The planet is warming, from North Pole to South Pole. Since 1906, the global average surface temperature has increased by more than 1.6 degrees Fahrenheit (0.9 degrees Celsius)—even more in sensitive polar regions. And the impacts of rising temperatures aren’t waiting for some far-flung future–the effects of global warming are appearing right now. The heat is melting glaciers and sea ice, shifting precipitation patterns, and setting animals on the move.
Many people think of global warming and climate change as synonyms, but scientists prefer to use “climate change” when describing the complex shifts now affecting our planet’s weather and climate systems. Climate change encompasses not only rising average temperatures but also extreme weather events, shifting wildlife populations and habitats, rising seas, and a range of other impacts. All of these changes are emerging as humans continue to add heat-trapping greenhouse gases to the atmosphere.
Scientists already have documented these impacts of climate change:

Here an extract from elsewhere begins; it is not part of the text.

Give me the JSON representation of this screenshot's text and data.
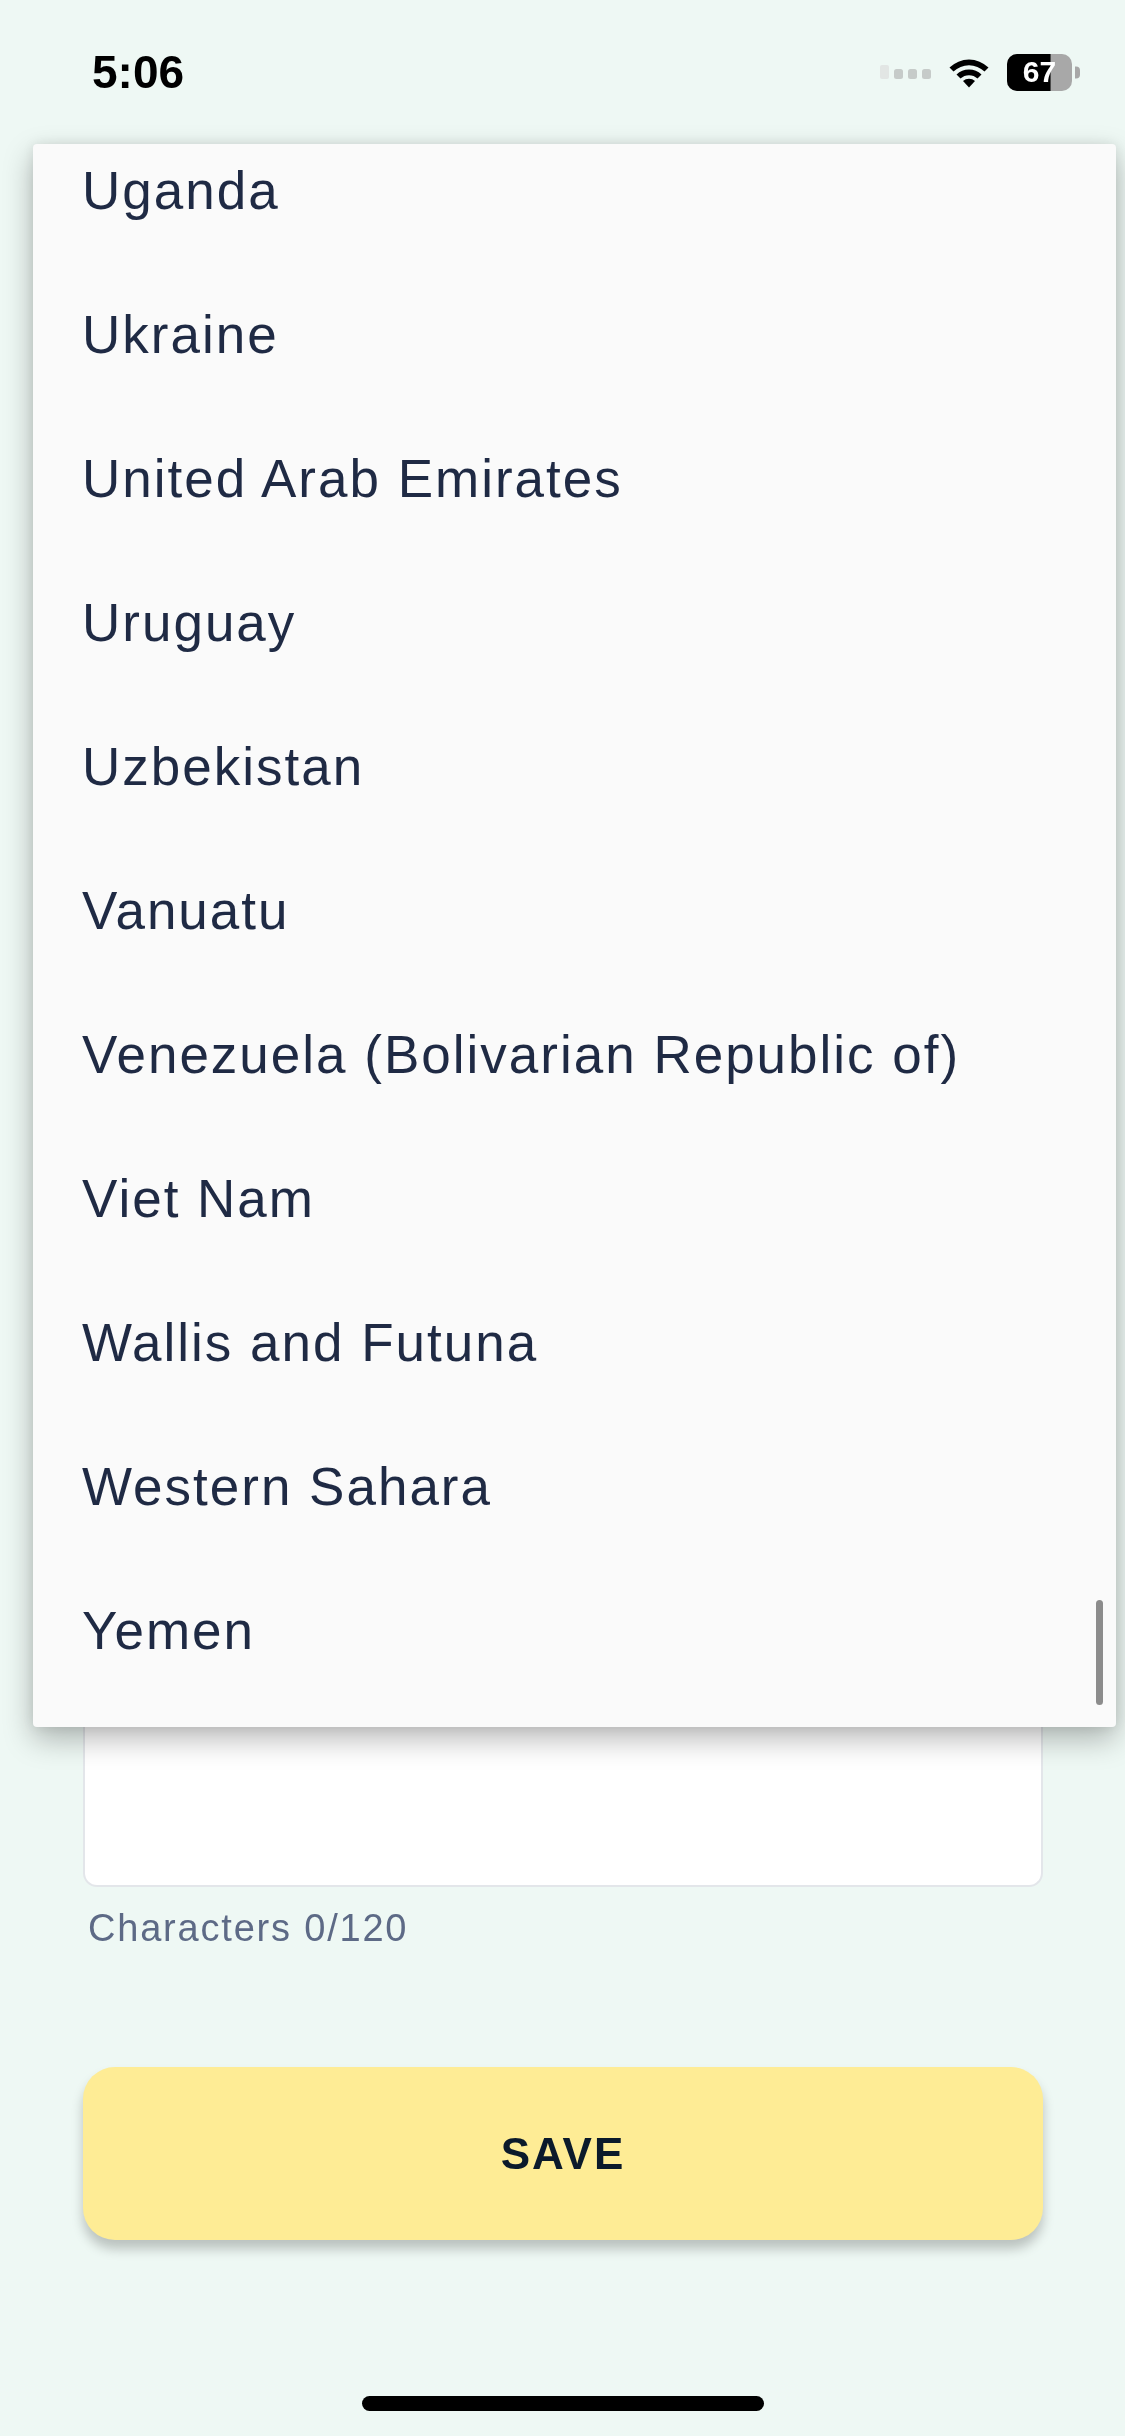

Ice is melting worldwide, especially at the Earth’s poles. This includes mountain glaciers, ice sheets covering West Antarctica and Greenland, and Arctic sea ice. In Montana’s Glacier National Park the number of glaciers has declined to fewer than 30 from more than 150 in 1910.
Much of this melting ice contributes to sea-level rise. Global sea levels are rising 0.13 inches (3.2 millimeters) a year, and the rise is occurring at a faster rate in recent years.
Rising temperatures are affecting wildlife and their habitats. Vanishing ice has challenged species such as the Adélie penguin in Antarctica, where some populations on the western peninsula have collapsed by 90 percent or more.
As temperatures change, many species are on the move. Some butterflies, foxes, and alpine plants have migrated farther north or to higher, cooler areas.
Precipitation (rain and snowfall) has increased across the globe, on average. Yet some regions are experiencing more severe drought, increasing the risk of wildfires, lost crops, and drinking water shortages.
Some species—including mosquitoes, ticks, jellyfish, and crop pests—are thriving. Booming populations of bark beetles that feed on spruce and pine trees, for example, have devastated millions of forested acres in the U.S.
Other effects could take place later this century, if warming continues. These include:
Sea levels are expected to rise between 10 and 32 inches (26 and 82 centimeters) or higher by the end of the century.
Hurricanes and other storms are likely to become stronger. Floods and droughts will become more common. Large parts of the U.S., for example, face a higher risk of decades-long “megadroughts” by 2100.
Less freshwater will be available, since glaciers store about three-quarters of the world’s freshwater.
Some diseases will spread, such as mosquito-borne malaria (and the 2016 resurgence of the Zika virus).
Ecosystems will continue to change: Some species will move farther north or become more successful; others, such as polar bears, won’t be able to adapt and could become extinct.